Another National Poetry Month might be in the books, but here at EPL we’ve got a fever, and the only prescription is more poetry! So if you’re like us and April was merely an appetizer for your poetry hunger, you might enjoy feasting on this historic tidbit: on May 5th exactly 200 years ago, the revered Romantic poet John Keats published his very first poem in Leigh Hunt’s The Examiner. Titled “O Solitude!,” the sonnet began a remarkable and tragically brief career that saw Keats publish three celebrated books of poetry before his death from tuberculosis on February 23, 1821 at the age of 25. You can read “O Solitude!” below, and then drop by EPL to check out the rest of Keat’s work. You won’t be disappointed.
O Solitude! (Sonnet VII)
O Solitude! if I must with thee dwell,
Let it not be among the jumbled heap
Of murky buildings; climb with me the steep,–
Nature’s observatory–whence the dell,
Its flowery slopes, its river’s crystal swell,
May seem a span; let me thy vigils keep
‘Mongst boughs pavillion’d, where the deer’s swift leap
Startles the wild bee from the fox-glove bell.
But though I’ll gladly trace these scenes with thee,
Yet the sweet converse of an innocent mind,
Whose words are images of thoughts refin’d,
Is my soul’s pleasure; and it sure must be
Almost the highest bliss of human-kind,
When to thy haunts two kindred spirits flee.
Want more John Keats? Try the following:

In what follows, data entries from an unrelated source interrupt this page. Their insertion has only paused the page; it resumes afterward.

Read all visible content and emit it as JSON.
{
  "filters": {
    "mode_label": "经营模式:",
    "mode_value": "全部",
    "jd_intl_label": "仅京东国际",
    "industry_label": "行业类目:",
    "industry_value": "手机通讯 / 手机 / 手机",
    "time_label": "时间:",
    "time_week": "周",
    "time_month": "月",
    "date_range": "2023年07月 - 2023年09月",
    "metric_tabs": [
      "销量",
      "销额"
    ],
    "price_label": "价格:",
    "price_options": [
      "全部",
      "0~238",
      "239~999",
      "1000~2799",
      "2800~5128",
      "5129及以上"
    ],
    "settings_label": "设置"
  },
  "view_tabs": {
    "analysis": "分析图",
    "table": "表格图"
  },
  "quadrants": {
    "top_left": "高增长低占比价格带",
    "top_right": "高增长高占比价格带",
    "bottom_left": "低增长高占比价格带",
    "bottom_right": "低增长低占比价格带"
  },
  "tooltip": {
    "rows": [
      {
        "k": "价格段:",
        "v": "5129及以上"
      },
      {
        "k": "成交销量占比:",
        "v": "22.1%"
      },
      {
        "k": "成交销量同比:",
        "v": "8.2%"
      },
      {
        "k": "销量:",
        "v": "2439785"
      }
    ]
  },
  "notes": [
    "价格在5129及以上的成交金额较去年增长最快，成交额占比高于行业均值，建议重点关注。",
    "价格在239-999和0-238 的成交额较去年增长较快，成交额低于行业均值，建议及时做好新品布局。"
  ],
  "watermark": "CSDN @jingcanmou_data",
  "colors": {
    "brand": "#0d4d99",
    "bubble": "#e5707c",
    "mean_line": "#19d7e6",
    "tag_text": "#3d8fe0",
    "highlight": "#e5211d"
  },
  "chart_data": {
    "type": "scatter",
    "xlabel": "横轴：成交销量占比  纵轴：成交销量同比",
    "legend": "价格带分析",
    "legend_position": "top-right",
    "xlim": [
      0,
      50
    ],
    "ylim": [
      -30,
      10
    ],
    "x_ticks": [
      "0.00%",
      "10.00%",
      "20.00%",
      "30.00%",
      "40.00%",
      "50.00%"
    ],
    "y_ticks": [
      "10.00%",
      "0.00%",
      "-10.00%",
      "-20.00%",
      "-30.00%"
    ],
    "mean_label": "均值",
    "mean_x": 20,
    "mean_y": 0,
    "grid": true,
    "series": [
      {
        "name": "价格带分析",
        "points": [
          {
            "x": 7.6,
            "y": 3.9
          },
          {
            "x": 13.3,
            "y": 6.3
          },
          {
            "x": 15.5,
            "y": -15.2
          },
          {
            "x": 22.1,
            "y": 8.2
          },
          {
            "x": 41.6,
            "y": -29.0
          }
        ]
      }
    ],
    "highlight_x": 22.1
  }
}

- The Complete Poems of John Keats by John Keats
- John Keats: A New Life by Nicholas Roe
- The Letters of John Keats, 1814-1821 by John Keats